Silly sunglasses

Most sunglasses do not cover the eye fully. For example, any design where the lenses are close to flat (aviator, retro) or small does not protect the eye from rays coming from above or the side. Sunlight commonly comes from above, so these sunglass designs do not block a significant part of it. If the lenses are tinted (not clear), then they worsen the outcome for the eyes, because the dark glass in the centre of the visual field makes the pupils expand. When that happens, the pupils let in more light from any direction, including sunlight from the unprotected top and side directions.
In comparison, the polycarbonate safety glasses that currently cost 2 AUD in a construction shop have a wrap-around design and large lenses that leave only a small gap between the forehead and the glasses. Light from the side and nearly all other directions has to pass through the glasses before reaching the eye. The material for the safety glasses is polycarbonate, which block 99.9% of UV light. In order for sunglasses to provide better UV protection than the safety glasses, they have to block a larger percentage of UV light or cover more ray paths into the eye.

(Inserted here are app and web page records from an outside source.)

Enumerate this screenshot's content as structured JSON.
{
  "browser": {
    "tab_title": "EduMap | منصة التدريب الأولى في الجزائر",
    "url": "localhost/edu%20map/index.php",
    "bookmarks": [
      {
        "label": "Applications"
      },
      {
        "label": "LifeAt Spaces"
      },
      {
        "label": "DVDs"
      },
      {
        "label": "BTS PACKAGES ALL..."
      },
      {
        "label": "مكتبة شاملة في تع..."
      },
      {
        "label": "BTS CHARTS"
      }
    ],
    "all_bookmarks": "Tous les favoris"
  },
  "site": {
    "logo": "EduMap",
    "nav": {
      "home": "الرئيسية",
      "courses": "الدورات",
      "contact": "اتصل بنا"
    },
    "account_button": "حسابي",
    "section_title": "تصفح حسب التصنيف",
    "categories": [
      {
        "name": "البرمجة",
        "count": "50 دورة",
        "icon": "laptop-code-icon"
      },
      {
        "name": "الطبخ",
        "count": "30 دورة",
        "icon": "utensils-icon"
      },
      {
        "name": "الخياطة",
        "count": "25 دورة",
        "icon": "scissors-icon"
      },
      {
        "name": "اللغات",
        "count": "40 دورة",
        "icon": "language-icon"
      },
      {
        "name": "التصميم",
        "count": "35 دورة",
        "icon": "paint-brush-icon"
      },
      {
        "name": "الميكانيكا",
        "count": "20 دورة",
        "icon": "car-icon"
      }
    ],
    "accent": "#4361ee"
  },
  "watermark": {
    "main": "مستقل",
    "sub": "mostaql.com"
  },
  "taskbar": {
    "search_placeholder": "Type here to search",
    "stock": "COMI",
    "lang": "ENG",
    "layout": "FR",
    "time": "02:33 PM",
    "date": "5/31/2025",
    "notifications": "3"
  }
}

Suppose that sunglasses were made from a material that blocks 100% of UV. Then to improve on the safety glasses, the sunglasses would have to cover at least 99.9% of the ray paths into the eye that safety glasses cover. In other words, the sunglasses would have to have the same wrap-around design and as large or larger lenses.
An improved design for both safety glasses and sunglasses would take the wrap-around design one step further: cover the eyes from top to bottom as well as from side to side. One way to achieve such cover is a half-dome over each eye that touches the forehead above the eye and the cheek below, as well as the bridge of the nose and the temple.
A brimmed hat that blocks light coming from above compensates to some extent for flat-lensed or small sunglasses. The hat does not protect the eyes from light coming from the side and below the brim, so the classic sunglass designs are still inferior to wrap-arounds even combined with a hat.